WHAT IS NEEDED
Word for word, and without a single picture, repeat the entries.
-- RECORD SET follows --
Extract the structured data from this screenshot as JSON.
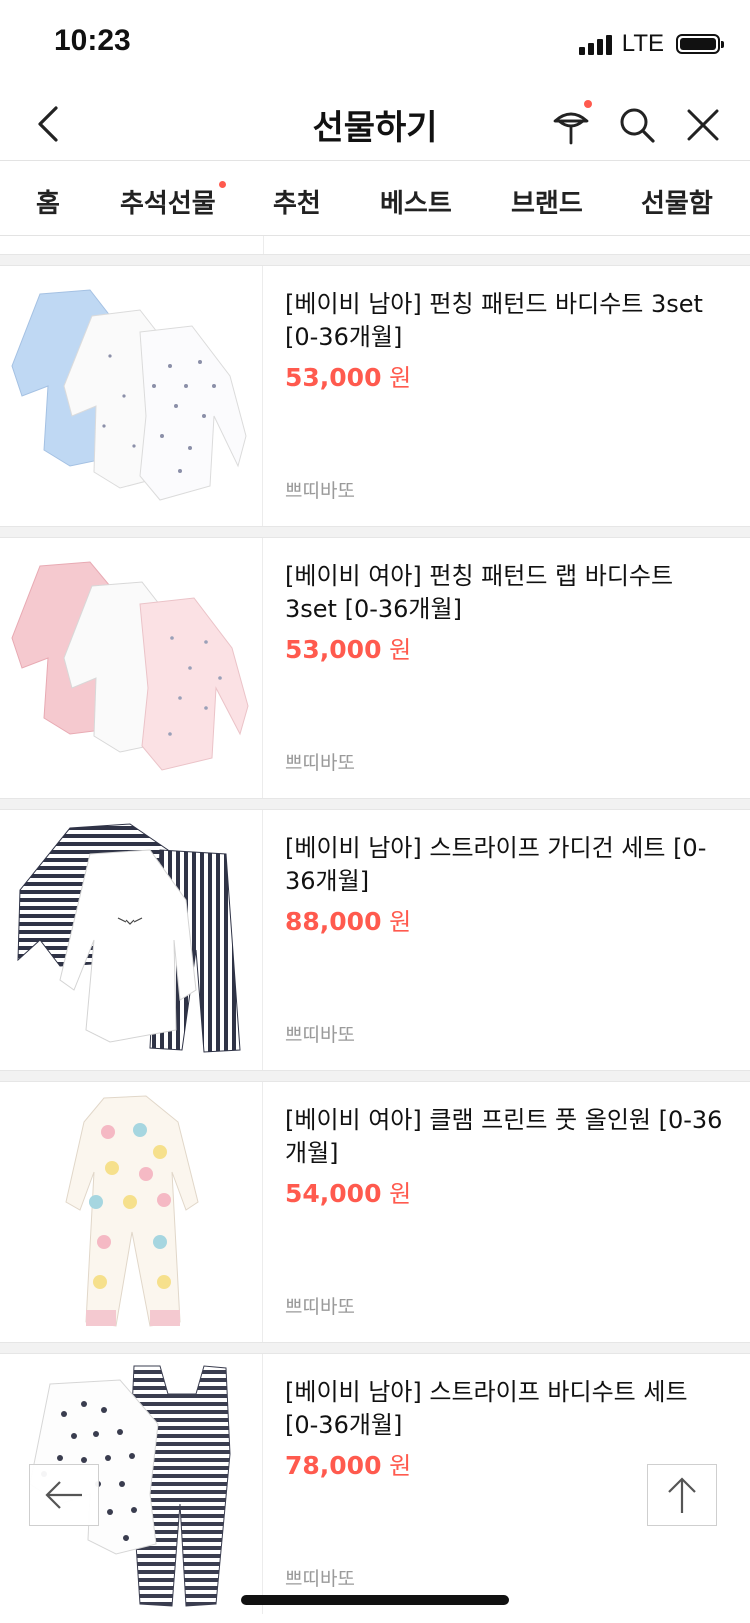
{
  "status": {
    "time": "10:23",
    "network": "LTE"
  },
  "nav": {
    "title": "선물하기",
    "back_icon": "chevron-left-icon",
    "icons": [
      "gift-icon",
      "search-icon",
      "close-icon"
    ]
  },
  "tabs": [
    {
      "label": "홈"
    },
    {
      "label": "추석선물"
    },
    {
      "label": "추천"
    },
    {
      "label": "베스트"
    },
    {
      "label": "브랜드"
    },
    {
      "label": "선물함"
    }
  ],
  "products": [
    {
      "name": "[베이비 남아] 펀칭 패턴드 바디수트 3set [0-36개월]",
      "price": "53,000",
      "currency": "원",
      "brand": "쁘띠바또"
    },
    {
      "name": "[베이비 여아] 펀칭 패턴드 랩 바디수트 3set [0-36개월]",
      "price": "53,000",
      "currency": "원",
      "brand": "쁘띠바또"
    },
    {
      "name": "[베이비 남아] 스트라이프 가디건 세트 [0-36개월]",
      "price": "88,000",
      "currency": "원",
      "brand": "쁘띠바또"
    },
    {
      "name": "[베이비 여아] 클램 프린트 풋 올인원 [0-36개월]",
      "price": "54,000",
      "currency": "원",
      "brand": "쁘띠바또"
    },
    {
      "name": "[베이비 남아] 스트라이프 바디수트 세트 [0-36개월]",
      "price": "78,000",
      "currency": "원",
      "brand": "쁘띠바또"
    }
  ],
  "colors": {
    "accent": "#ff5a4e",
    "divider": "#f2f2f2"
  }
}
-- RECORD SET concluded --
ANSWER SECTION
Extract the structured data from this screenshot as JSON.
{
  "status": {
    "time": "10:23",
    "network": "LTE"
  },
  "nav": {
    "title": "선물하기",
    "back_icon": "chevron-left-icon",
    "icons": [
      "gift-icon",
      "search-icon",
      "close-icon"
    ]
  },
  "tabs": [
    {
      "label": "홈"
    },
    {
      "label": "추석선물"
    },
    {
      "label": "추천"
    },
    {
      "label": "베스트"
    },
    {
      "label": "브랜드"
    },
    {
      "label": "선물함"
    }
  ],
  "products": [
    {
      "name": "[베이비 남아] 펀칭 패턴드 바디수트 3set [0-36개월]",
      "price": "53,000",
      "currency": "원",
      "brand": "쁘띠바또"
    },
    {
      "name": "[베이비 여아] 펀칭 패턴드 랩 바디수트 3set [0-36개월]",
      "price": "53,000",
      "currency": "원",
      "brand": "쁘띠바또"
    },
    {
      "name": "[베이비 남아] 스트라이프 가디건 세트 [0-36개월]",
      "price": "88,000",
      "currency": "원",
      "brand": "쁘띠바또"
    },
    {
      "name": "[베이비 여아] 클램 프린트 풋 올인원 [0-36개월]",
      "price": "54,000",
      "currency": "원",
      "brand": "쁘띠바또"
    },
    {
      "name": "[베이비 남아] 스트라이프 바디수트 세트 [0-36개월]",
      "price": "78,000",
      "currency": "원",
      "brand": "쁘띠바또"
    }
  ],
  "colors": {
    "accent": "#ff5a4e",
    "divider": "#f2f2f2"
  }
}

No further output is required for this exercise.